Glamour Vans: Dress for Success Goes Mobile
By increasing its reach with two mobile boutiques for professional clothing and career services, Dress for Success Pittsburgh aims to empower more women than ever before.
Ebony Griffin wears a uniform every day for her job in security. Recently, however, she wanted to make sure she had an appropriate outfit for a business meeting or interview, in case one comes up.
That’s how the 38-year-old Garfield woman became the first client for Dress for Success Pittsburgh’s clothing consultants at one of its new mobile boutiques.
“They answered questions that I had; they were very helpful and knowledgeable about fashion,” she says. “They weren’t just telling you, ‘It looks nice.’”
Two Ford Transit-350 vans are now lined with clothing racks, shoe racks and accessories for the nonprofit organization to provide free clothing consultations and career-readiness services on the move.
Dress for Success Pittsburgh helps women achieve economic independence through support and employment readiness, in addition to free professional clothing. According to the organization, research shows the two largest barriers to employment for women in the region are childcare and transportation; 34 percent of clients say they rely on rides from family and friends as a primary way to get around.
“One of the things our program focuses on is meeting women where they are,” says CEO Tanya Mallory.
The mobile boutiques launched in late August; one will rove to events in Allegheny and Butler counties and the other will reach those in Fayette, Greene and Washington counties.
After setting up the mobile boutique at Hosanna House in Wilkinsburg, the Dress for Success consultants advised Griffin about appropriate colors and patterns for interviews, what would be seasonally appropriate for fall and professional presentation during an interview.
The Bloomfield-based affiliate, established in 2005, is one branch of the international Dress for Success organization. Dress for Success can be found in 154 cities in 28 countries.
“[Seeing] the relationships between women through this work has really been an eye-opening experience for me,” says Mallory, who has led Dress for Success Pittsburgh for two of her six years with the organization. “That’s why I love this work.”
Dress for Success operates four brick-and-mortar locations for consultations: its Pittsburgh headquarters, Butler, Uniontown and Washington.

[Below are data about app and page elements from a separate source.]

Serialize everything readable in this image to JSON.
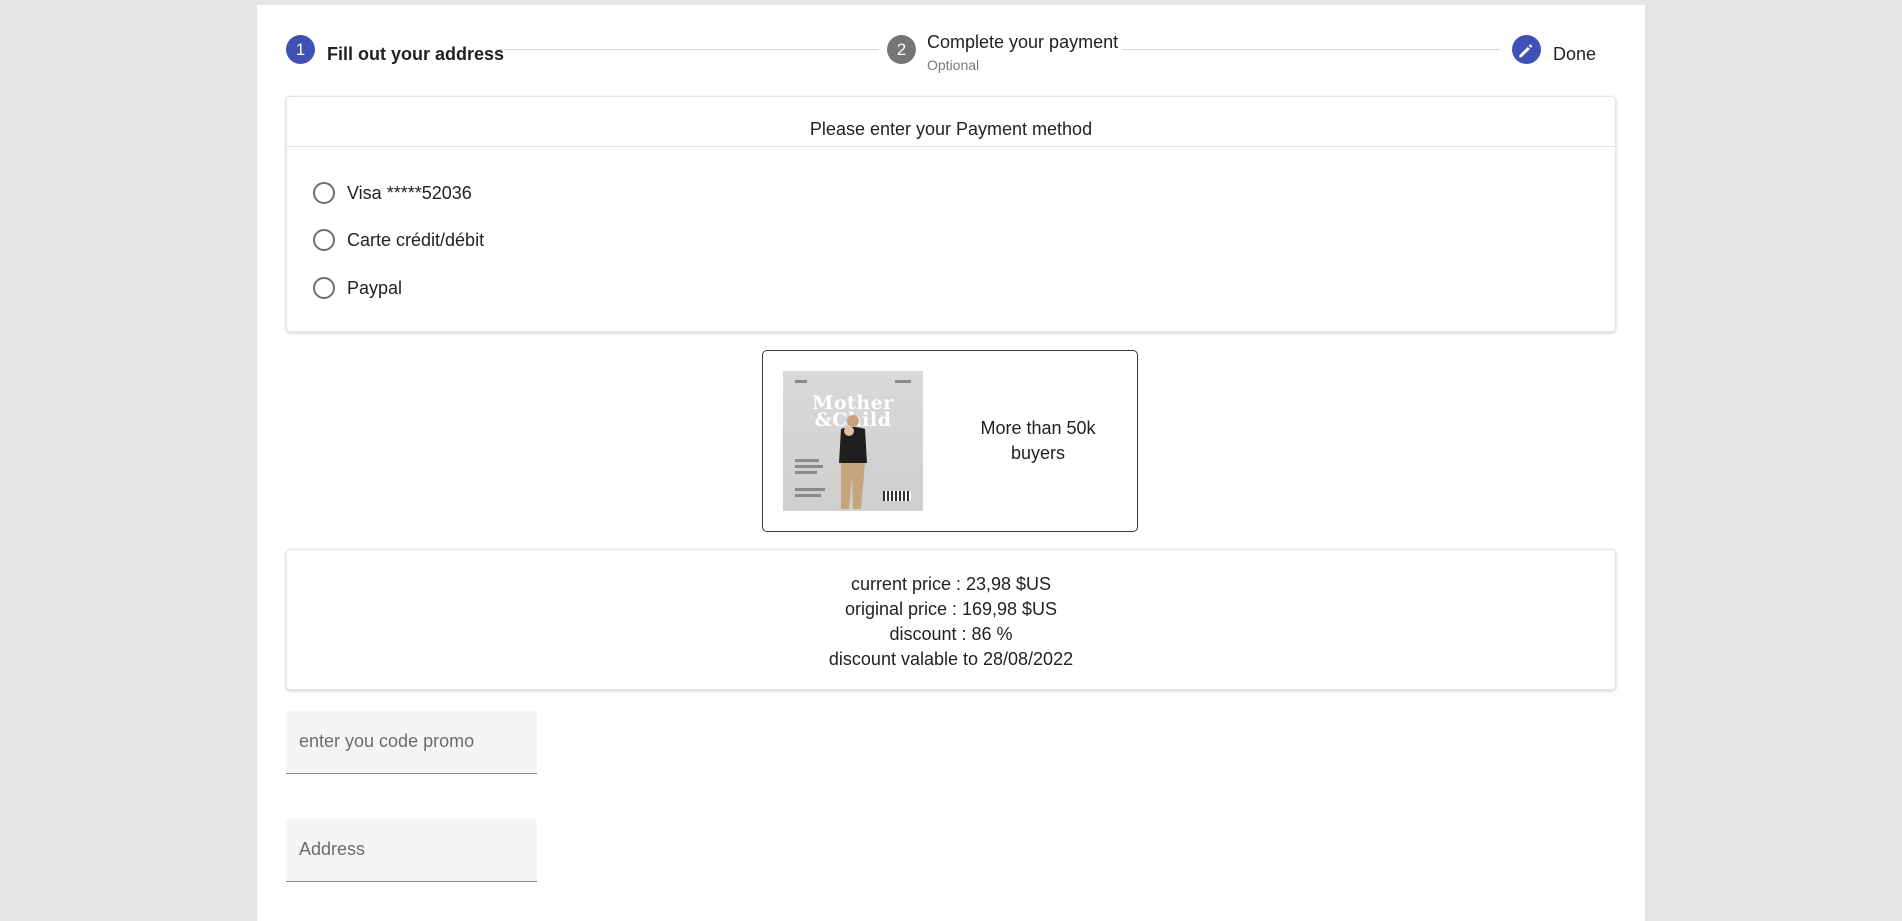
{
  "stepper": {
    "steps": [
      {
        "number": "1",
        "label": "Fill out your address",
        "state": "active"
      },
      {
        "number": "2",
        "label": "Complete your payment",
        "sublabel": "Optional",
        "state": "inactive"
      },
      {
        "number": "",
        "label": "Done",
        "state": "edit",
        "icon": "pencil-icon"
      }
    ]
  },
  "payment": {
    "title": "Please enter your Payment method",
    "options": [
      {
        "label": "Visa *****52036",
        "selected": false
      },
      {
        "label": "Carte crédit/débit",
        "selected": false
      },
      {
        "label": "Paypal",
        "selected": false
      }
    ]
  },
  "product": {
    "cover_title_line1": "Mother",
    "cover_title_line2": "&Child",
    "buyers_text": "More than 50k buyers"
  },
  "price": {
    "current": "current price : 23,98 $US",
    "original": "original price : 169,98 $US",
    "discount": "discount : 86 %",
    "valid_until": "discount valable to 28/08/2022"
  },
  "form": {
    "promo_placeholder": "enter you code promo",
    "promo_value": "",
    "address_placeholder": "Address",
    "address_value": ""
  },
  "colors": {
    "accent": "#3f51b5",
    "inactive_step": "#757575",
    "page_background": "#e4e5e7"
  }
}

In 2018, the organization served more than 3,500 women, with about 600 — or 17 percent — visiting mobile events.
Prior to establishing the mobile boutiques, the organization would stuff staff members’ personal vehicles with new and gently used clothes donated from professional women.
“It was the clunkiest and least efficient process ever,” Mallory says. “But sometimes when there’s a need, you just get the job done.”
Mallory says the launch of the mobile boutiques, funded in part by corporate sponsors and local foundations, will allow the organization to reach more women than ever before.
“I’m really excited to see what comes next,” she says. “I was so pleased to see that every county that we serve saw the importance of what we do to help women and the services we provide.”
Dress for Success clients can now find clothing for interviews and career-readiness services at convenient locations with the nonprofit’s new mobile boutiques.
Dress for Success